Lesson 1: I truly believe that anyone can lose weight. Barring some diagnosed medical issue, if you figure out what you need to do and execute without fail, manipulating weight is not as hard as most people make it out to be. Sure, people will lose at different rates and lifestyle, social and socio-economic issues will play a role. But if you have the wear-with-all to execute a good plan without fail, success is highly, highly likely. Where most people do fail is letting themselves off the hook when it comes to consistency. I know a lot of people complain about their inability to lose weight. That they’ve tried and they just can’t. That they are certainly some genetic outlier and the rules don’t apply. My experience has given me a lot less patience for the excuses. I’m not saying it’s easy. But I am saying that the vast, vast majority of people can do what I did.

 

Lesson 2: I underestimated how much weight loss would affect strength. Overall, I lost about 10% of my bodyweight and I should have recognized that would have a major effect.
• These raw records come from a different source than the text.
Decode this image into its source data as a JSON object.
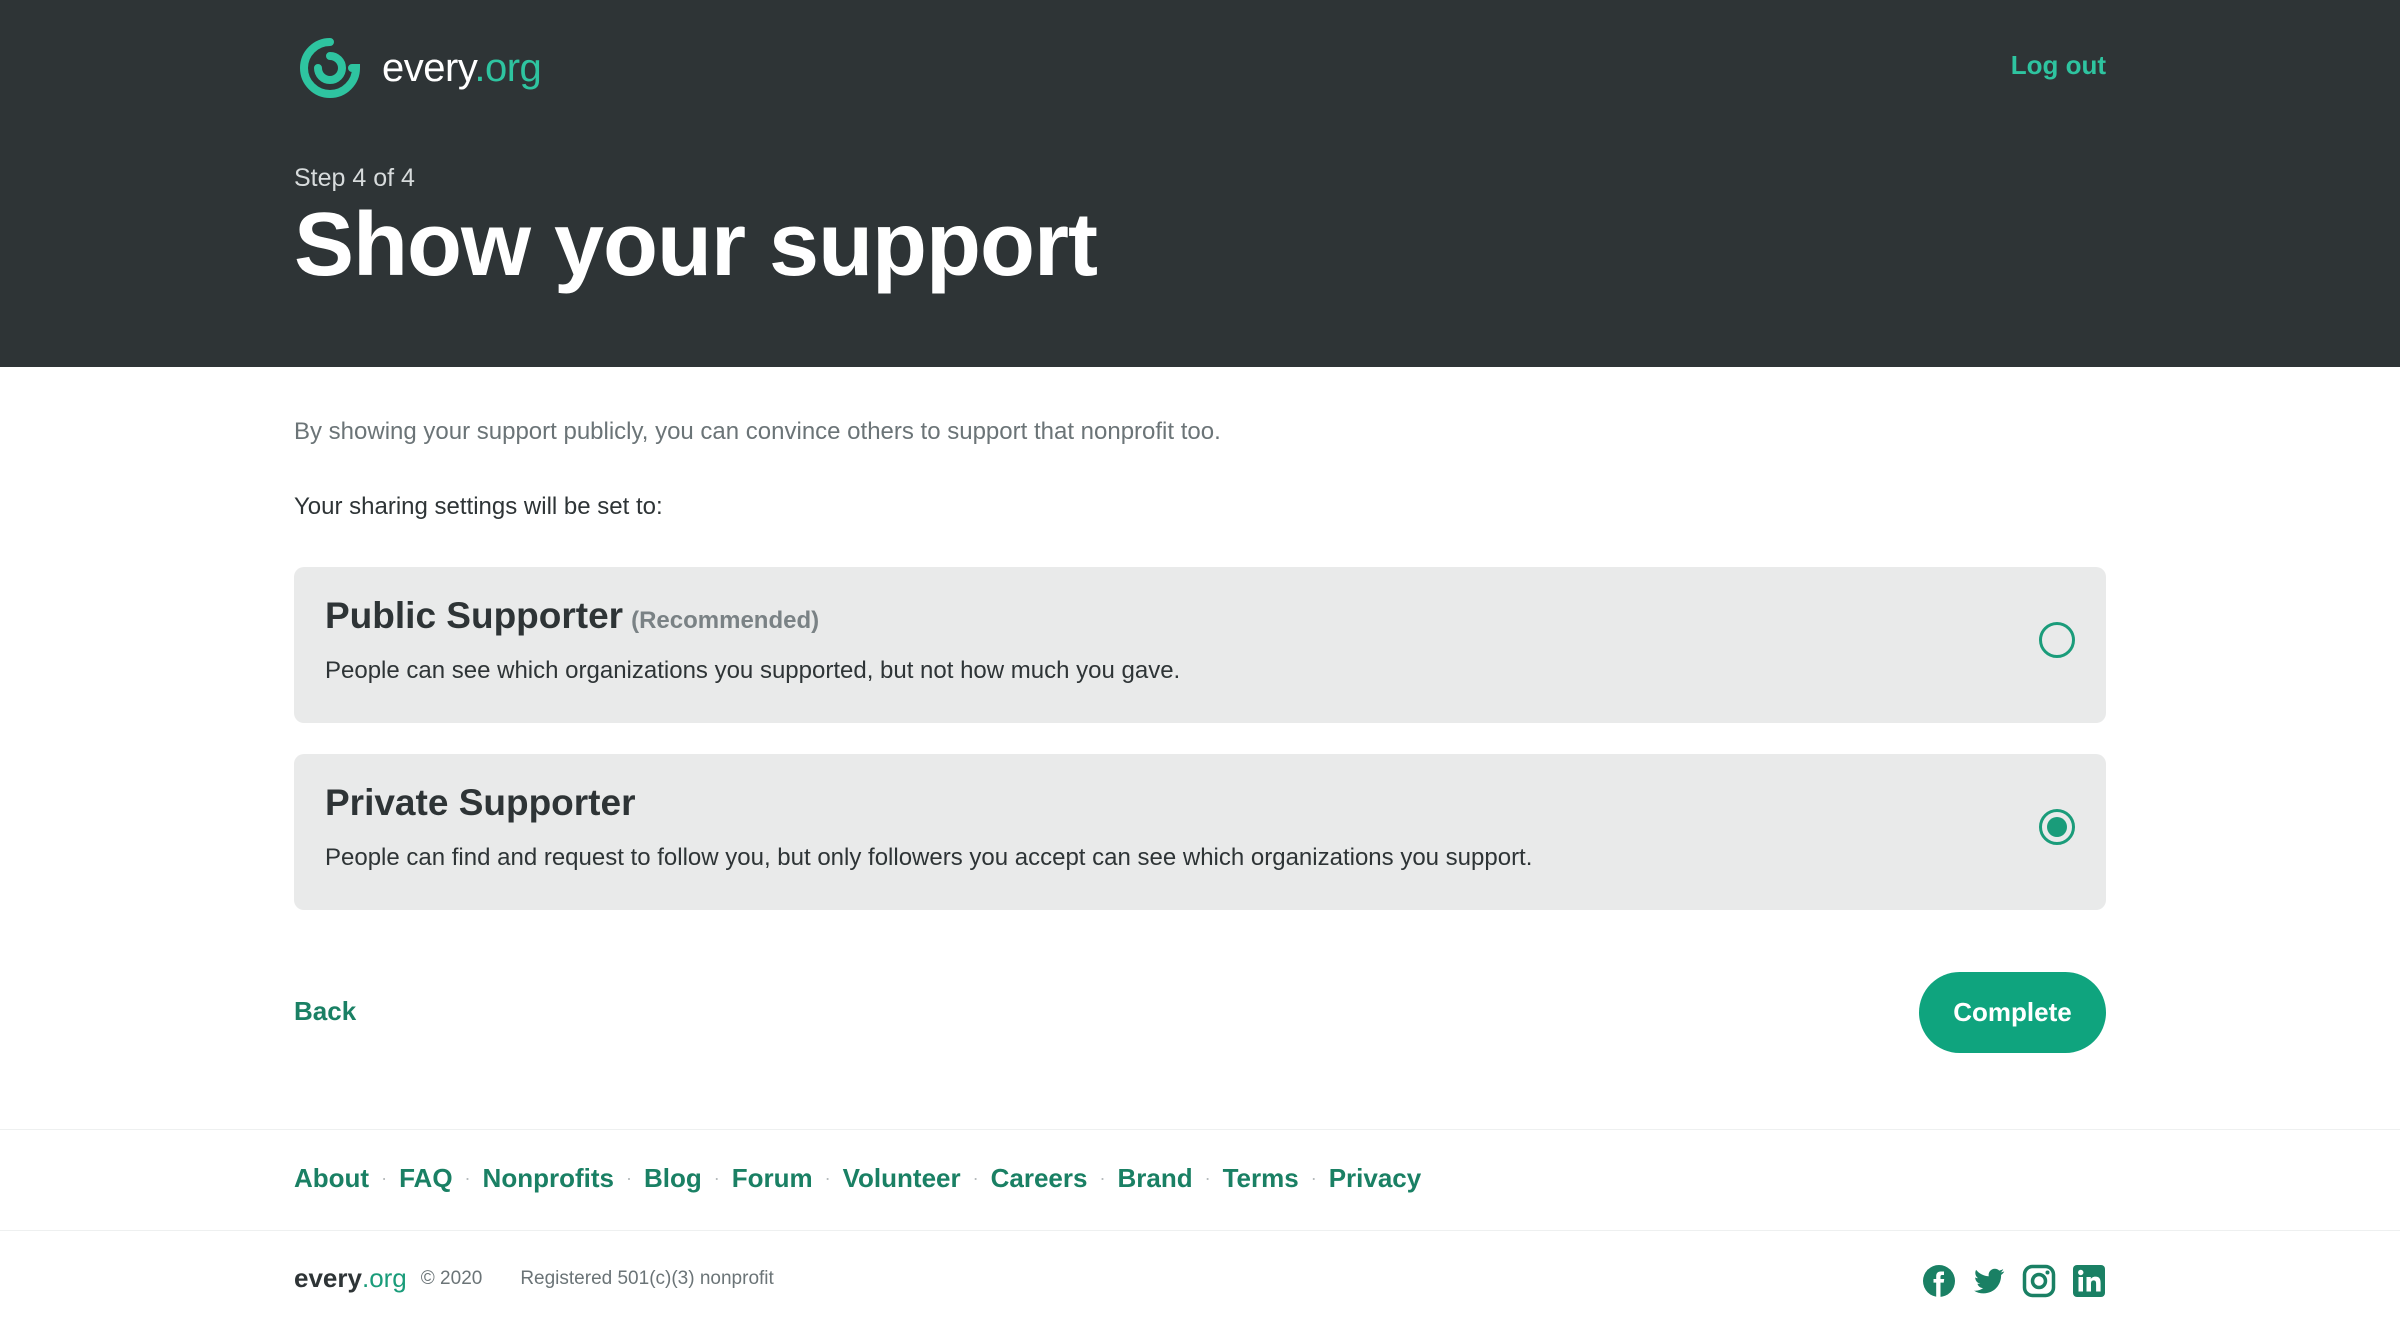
{
  "brand": {
    "name_main": "every",
    "name_accent": ".org",
    "accent_color": "#2ec4a0",
    "dark_bg": "#2e3436"
  },
  "header": {
    "logout_label": "Log out",
    "step": "Step 4 of 4",
    "title": "Show your support"
  },
  "main": {
    "intro": "By showing your support publicly, you can convince others to support that nonprofit too.",
    "sharing_label": "Your sharing settings will be set to:",
    "options": [
      {
        "title": "Public Supporter",
        "tag": "(Recommended)",
        "description": "People can see which organizations you supported, but not how much you gave.",
        "selected": false
      },
      {
        "title": "Private Supporter",
        "tag": "",
        "description": "People can find and request to follow you, but only followers you accept can see which organizations you support.",
        "selected": true
      }
    ],
    "back_label": "Back",
    "complete_label": "Complete"
  },
  "footer": {
    "nav": [
      "About",
      "FAQ",
      "Nonprofits",
      "Blog",
      "Forum",
      "Volunteer",
      "Careers",
      "Brand",
      "Terms",
      "Privacy"
    ],
    "separator": "·",
    "copyright": "© 2020",
    "registered": "Registered 501(c)(3) nonprofit",
    "socials": [
      "facebook-icon",
      "twitter-icon",
      "instagram-icon",
      "linkedin-icon"
    ]
  }
}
I believed that maintaining muscle with hard training and losing fat would minimize strength loss. But you can’t fake out physics. Mass moves mass and having substantially less of it certainly made a big difference. Had I taken that into account I think I could have planned out my training a little better.

 Checking weight on the hotel scale after arriving for the meet.

Checking weight on the hotel scale after arriving for the meet.

 

Lesson 3: Water is powerful.

 

Lesson 4: While rigidity is beneficial (see: Lesson 1), you can’t be too scared to change things up when the evidence says you should. Had I increased calories and came in closer to my allotted weight, I am certain I would have felt stronger on competition day. And that may have moved up my placement by a couple of spots. I’m not claiming it’s easy to know when you should stick to your guns and when you should be fluid, but being too stubborn to either mentality is not good. True in weight manipulation. True in life.

 

Lesson 5: There is magic in dedicating yourself to something. To being one of those people who just makes a decision and goes for it without hesitation or fail. You can play the contemplation game forever and never take action. And while I personally love to look before I leap, I found it very rewarding to just throw myself into the challenge. The author Seth Godin always says “you’ve got to ship”. Meaning you can rewrite and revise and ruminate on anything forever without it necessarily getting better. At some point you just have to put it out to the world. I think this mindset can carry over to any experience. Stop thinking. Start doing.

 

Lesson 6: I realize that I embarked on this weight loss journey for very different reasons than most people who do the same. I wasn’t trying to look good naked or impress my old classmates at my high school reunion or become a buff bride. But while it was satisfying to execute a plan and see that plan rewarded with the result of the scale going down, there was no huge emotional payoff waiting at the end of the weight loss rainbow. I think so many people think that if they could just get to x or y weight that they’ll be happy, only to find that not to be the case. Your happiness doesn’t multiply when you get down to your goal weight. In fact, the process is more rewarding than the result. So don’t chase a number in the hopes of filling some emotional void. It ain’t gonna work. There is always another mountain to climb. That’s probably what attracts me to fitness in the first place.

 

Contrary to what you might be thinking, there is no real diet advice here. I have no idea if what worked for me will work for you. But rest assured that there is a strategy - one that doesn’t warrant you buying the latest diet book or have you going keto or carnivore or vegan or whatever is trendy this week - that will systematically help you shed pounds if that is what you are in it for.

 

Just be prepared for this new found weight loss to likely take kilos off your squat and it will not fill some emotional void and make you whole. Learn to keep a proper perspective - that weight loss isn’t everything.

 

Learn to love the process. The journey itself and conquering that which must be overcome along the way is the best part.

 

Maybe I’m Frodo Baggins after all.

 

Dan TrinkComment